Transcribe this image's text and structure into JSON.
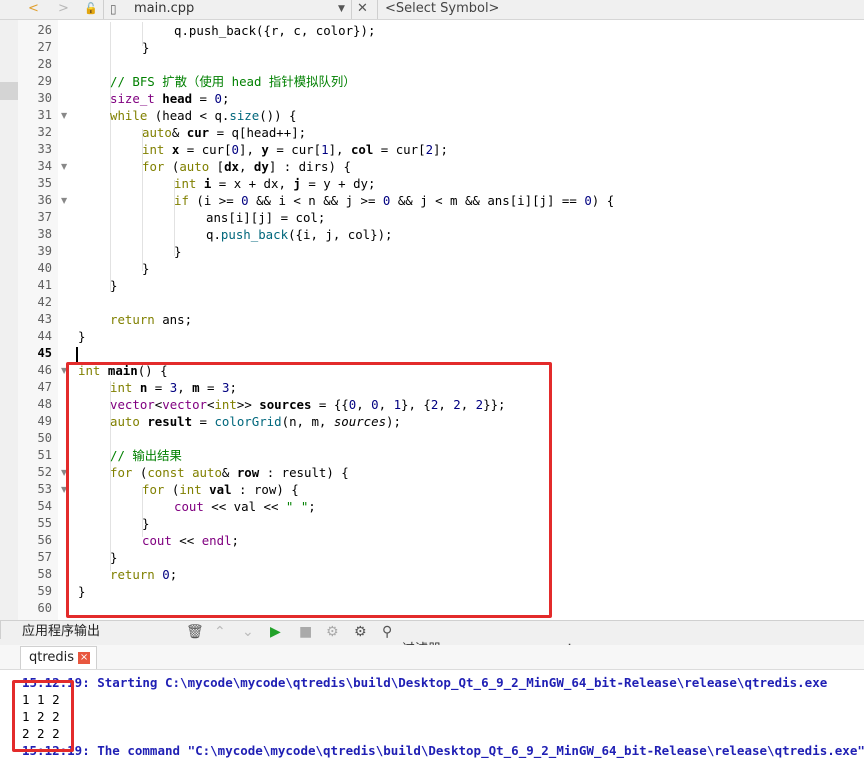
{
  "toolbar": {
    "back_icon": "<",
    "forward_icon": ">",
    "file_name": "main.cpp",
    "symbol_placeholder": "<Select Symbol>"
  },
  "code_lines": [
    {
      "n": "26",
      "indent": 3,
      "html": "q.push_back({r, c, color});"
    },
    {
      "n": "27",
      "indent": 2,
      "html": "}"
    },
    {
      "n": "28",
      "indent": 0,
      "html": ""
    },
    {
      "n": "29",
      "indent": 1,
      "html": "<span class='cm'>// BFS 扩散（使用 head 指针模拟队列）</span>"
    },
    {
      "n": "30",
      "indent": 1,
      "html": "<span class='ty'>size_t</span> <span class='bo'>head</span> = <span class='nm'>0</span>;"
    },
    {
      "n": "31",
      "indent": 1,
      "html": "<span class='kw'>while</span> (head < q.<span class='fn'>size</span>()) {",
      "fold": true
    },
    {
      "n": "32",
      "indent": 2,
      "html": "<span class='kw'>auto</span>& <span class='bo'>cur</span> = q[head++];"
    },
    {
      "n": "33",
      "indent": 2,
      "html": "<span class='kw'>int</span> <span class='bo'>x</span> = cur[<span class='nm'>0</span>], <span class='bo'>y</span> = cur[<span class='nm'>1</span>], <span class='bo'>col</span> = cur[<span class='nm'>2</span>];"
    },
    {
      "n": "34",
      "indent": 2,
      "html": "<span class='kw'>for</span> (<span class='kw'>auto</span> [<span class='bo'>dx</span>, <span class='bo'>dy</span>] : dirs) {",
      "fold": true
    },
    {
      "n": "35",
      "indent": 3,
      "html": "<span class='kw'>int</span> <span class='bo'>i</span> = x + dx, <span class='bo'>j</span> = y + dy;"
    },
    {
      "n": "36",
      "indent": 3,
      "html": "<span class='kw'>if</span> (i >= <span class='nm'>0</span> && i < n && j >= <span class='nm'>0</span> && j < m && ans[i][j] == <span class='nm'>0</span>) {",
      "fold": true
    },
    {
      "n": "37",
      "indent": 4,
      "html": "ans[i][j] = col;"
    },
    {
      "n": "38",
      "indent": 4,
      "html": "q.<span class='fn'>push_back</span>({i, j, col});"
    },
    {
      "n": "39",
      "indent": 3,
      "html": "}"
    },
    {
      "n": "40",
      "indent": 2,
      "html": "}"
    },
    {
      "n": "41",
      "indent": 1,
      "html": "}"
    },
    {
      "n": "42",
      "indent": 0,
      "html": ""
    },
    {
      "n": "43",
      "indent": 1,
      "html": "<span class='kw'>return</span> ans;"
    },
    {
      "n": "44",
      "indent": 0,
      "html": "}"
    },
    {
      "n": "45",
      "indent": 0,
      "html": "",
      "current": true
    },
    {
      "n": "46",
      "indent": 0,
      "html": "<span class='kw'>int</span> <span class='bo'>main</span>() {",
      "fold": true
    },
    {
      "n": "47",
      "indent": 1,
      "html": "<span class='kw'>int</span> <span class='bo'>n</span> = <span class='nm'>3</span>, <span class='bo'>m</span> = <span class='nm'>3</span>;"
    },
    {
      "n": "48",
      "indent": 1,
      "html": "<span class='ty'>vector</span><<span class='ty'>vector</span><<span class='kw'>int</span>>> <span class='bo'>sources</span> = {{<span class='nm'>0</span>, <span class='nm'>0</span>, <span class='nm'>1</span>}, {<span class='nm'>2</span>, <span class='nm'>2</span>, <span class='nm'>2</span>}};"
    },
    {
      "n": "49",
      "indent": 1,
      "html": "<span class='kw'>auto</span> <span class='bo'>result</span> = <span class='fn'>colorGrid</span>(n, m, <span class='it'>sources</span>);"
    },
    {
      "n": "50",
      "indent": 0,
      "html": ""
    },
    {
      "n": "51",
      "indent": 1,
      "html": "<span class='cm'>// 输出结果</span>"
    },
    {
      "n": "52",
      "indent": 1,
      "html": "<span class='kw'>for</span> (<span class='kw'>const auto</span>& <span class='bo'>row</span> : result) {",
      "fold": true
    },
    {
      "n": "53",
      "indent": 2,
      "html": "<span class='kw'>for</span> (<span class='kw'>int</span> <span class='bo'>val</span> : row) {",
      "fold": true
    },
    {
      "n": "54",
      "indent": 3,
      "html": "<span class='ty'>cout</span> << val << <span class='st'>\" \"</span>;"
    },
    {
      "n": "55",
      "indent": 2,
      "html": "}"
    },
    {
      "n": "56",
      "indent": 2,
      "html": "<span class='ty'>cout</span> << <span class='ty'>endl</span>;"
    },
    {
      "n": "57",
      "indent": 1,
      "html": "}"
    },
    {
      "n": "58",
      "indent": 1,
      "html": "<span class='kw'>return</span> <span class='nm'>0</span>;"
    },
    {
      "n": "59",
      "indent": 0,
      "html": "}"
    },
    {
      "n": "60",
      "indent": 0,
      "html": ""
    }
  ],
  "output_panel": {
    "title": "应用程序输出",
    "filter_label": "过滤器",
    "plus": "+",
    "minus": "−",
    "tab_label": "qtredis",
    "tab_close": "×",
    "start_line": "15:12:19: Starting C:\\mycode\\mycode\\qtredis\\build\\Desktop_Qt_6_9_2_MinGW_64_bit-Release\\release\\qtredis.exe",
    "result_rows": [
      "1 1 2",
      "1 2 2",
      "2 2 2"
    ],
    "end_line": "15:12:19: The command \"C:\\mycode\\mycode\\qtredis\\build\\Desktop_Qt_6_9_2_MinGW_64_bit-Release\\release\\qtredis.exe\""
  },
  "colors": {
    "highlight_box": "#e32b2b",
    "log_text": "#1f1fb4",
    "keyword": "#808000",
    "comment": "#008000",
    "number": "#000080"
  }
}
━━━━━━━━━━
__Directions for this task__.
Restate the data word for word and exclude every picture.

__Finished task__.
Transcribe this image's text and structure into JSON.
{
  "toolbar": {
    "back_icon": "<",
    "forward_icon": ">",
    "file_name": "main.cpp",
    "symbol_placeholder": "<Select Symbol>"
  },
  "code_lines": [
    {
      "n": "26",
      "indent": 3,
      "html": "q.push_back({r, c, color});"
    },
    {
      "n": "27",
      "indent": 2,
      "html": "}"
    },
    {
      "n": "28",
      "indent": 0,
      "html": ""
    },
    {
      "n": "29",
      "indent": 1,
      "html": "<span class='cm'>// BFS 扩散（使用 head 指针模拟队列）</span>"
    },
    {
      "n": "30",
      "indent": 1,
      "html": "<span class='ty'>size_t</span> <span class='bo'>head</span> = <span class='nm'>0</span>;"
    },
    {
      "n": "31",
      "indent": 1,
      "html": "<span class='kw'>while</span> (head < q.<span class='fn'>size</span>()) {",
      "fold": true
    },
    {
      "n": "32",
      "indent": 2,
      "html": "<span class='kw'>auto</span>& <span class='bo'>cur</span> = q[head++];"
    },
    {
      "n": "33",
      "indent": 2,
      "html": "<span class='kw'>int</span> <span class='bo'>x</span> = cur[<span class='nm'>0</span>], <span class='bo'>y</span> = cur[<span class='nm'>1</span>], <span class='bo'>col</span> = cur[<span class='nm'>2</span>];"
    },
    {
      "n": "34",
      "indent": 2,
      "html": "<span class='kw'>for</span> (<span class='kw'>auto</span> [<span class='bo'>dx</span>, <span class='bo'>dy</span>] : dirs) {",
      "fold": true
    },
    {
      "n": "35",
      "indent": 3,
      "html": "<span class='kw'>int</span> <span class='bo'>i</span> = x + dx, <span class='bo'>j</span> = y + dy;"
    },
    {
      "n": "36",
      "indent": 3,
      "html": "<span class='kw'>if</span> (i >= <span class='nm'>0</span> && i < n && j >= <span class='nm'>0</span> && j < m && ans[i][j] == <span class='nm'>0</span>) {",
      "fold": true
    },
    {
      "n": "37",
      "indent": 4,
      "html": "ans[i][j] = col;"
    },
    {
      "n": "38",
      "indent": 4,
      "html": "q.<span class='fn'>push_back</span>({i, j, col});"
    },
    {
      "n": "39",
      "indent": 3,
      "html": "}"
    },
    {
      "n": "40",
      "indent": 2,
      "html": "}"
    },
    {
      "n": "41",
      "indent": 1,
      "html": "}"
    },
    {
      "n": "42",
      "indent": 0,
      "html": ""
    },
    {
      "n": "43",
      "indent": 1,
      "html": "<span class='kw'>return</span> ans;"
    },
    {
      "n": "44",
      "indent": 0,
      "html": "}"
    },
    {
      "n": "45",
      "indent": 0,
      "html": "",
      "current": true
    },
    {
      "n": "46",
      "indent": 0,
      "html": "<span class='kw'>int</span> <span class='bo'>main</span>() {",
      "fold": true
    },
    {
      "n": "47",
      "indent": 1,
      "html": "<span class='kw'>int</span> <span class='bo'>n</span> = <span class='nm'>3</span>, <span class='bo'>m</span> = <span class='nm'>3</span>;"
    },
    {
      "n": "48",
      "indent": 1,
      "html": "<span class='ty'>vector</span><<span class='ty'>vector</span><<span class='kw'>int</span>>> <span class='bo'>sources</span> = {{<span class='nm'>0</span>, <span class='nm'>0</span>, <span class='nm'>1</span>}, {<span class='nm'>2</span>, <span class='nm'>2</span>, <span class='nm'>2</span>}};"
    },
    {
      "n": "49",
      "indent": 1,
      "html": "<span class='kw'>auto</span> <span class='bo'>result</span> = <span class='fn'>colorGrid</span>(n, m, <span class='it'>sources</span>);"
    },
    {
      "n": "50",
      "indent": 0,
      "html": ""
    },
    {
      "n": "51",
      "indent": 1,
      "html": "<span class='cm'>// 输出结果</span>"
    },
    {
      "n": "52",
      "indent": 1,
      "html": "<span class='kw'>for</span> (<span class='kw'>const auto</span>& <span class='bo'>row</span> : result) {",
      "fold": true
    },
    {
      "n": "53",
      "indent": 2,
      "html": "<span class='kw'>for</span> (<span class='kw'>int</span> <span class='bo'>val</span> : row) {",
      "fold": true
    },
    {
      "n": "54",
      "indent": 3,
      "html": "<span class='ty'>cout</span> << val << <span class='st'>\" \"</span>;"
    },
    {
      "n": "55",
      "indent": 2,
      "html": "}"
    },
    {
      "n": "56",
      "indent": 2,
      "html": "<span class='ty'>cout</span> << <span class='ty'>endl</span>;"
    },
    {
      "n": "57",
      "indent": 1,
      "html": "}"
    },
    {
      "n": "58",
      "indent": 1,
      "html": "<span class='kw'>return</span> <span class='nm'>0</span>;"
    },
    {
      "n": "59",
      "indent": 0,
      "html": "}"
    },
    {
      "n": "60",
      "indent": 0,
      "html": ""
    }
  ],
  "output_panel": {
    "title": "应用程序输出",
    "filter_label": "过滤器",
    "plus": "+",
    "minus": "−",
    "tab_label": "qtredis",
    "tab_close": "×",
    "start_line": "15:12:19: Starting C:\\mycode\\mycode\\qtredis\\build\\Desktop_Qt_6_9_2_MinGW_64_bit-Release\\release\\qtredis.exe",
    "result_rows": [
      "1 1 2",
      "1 2 2",
      "2 2 2"
    ],
    "end_line": "15:12:19: The command \"C:\\mycode\\mycode\\qtredis\\build\\Desktop_Qt_6_9_2_MinGW_64_bit-Release\\release\\qtredis.exe\""
  },
  "colors": {
    "highlight_box": "#e32b2b",
    "log_text": "#1f1fb4",
    "keyword": "#808000",
    "comment": "#008000",
    "number": "#000080"
  }
}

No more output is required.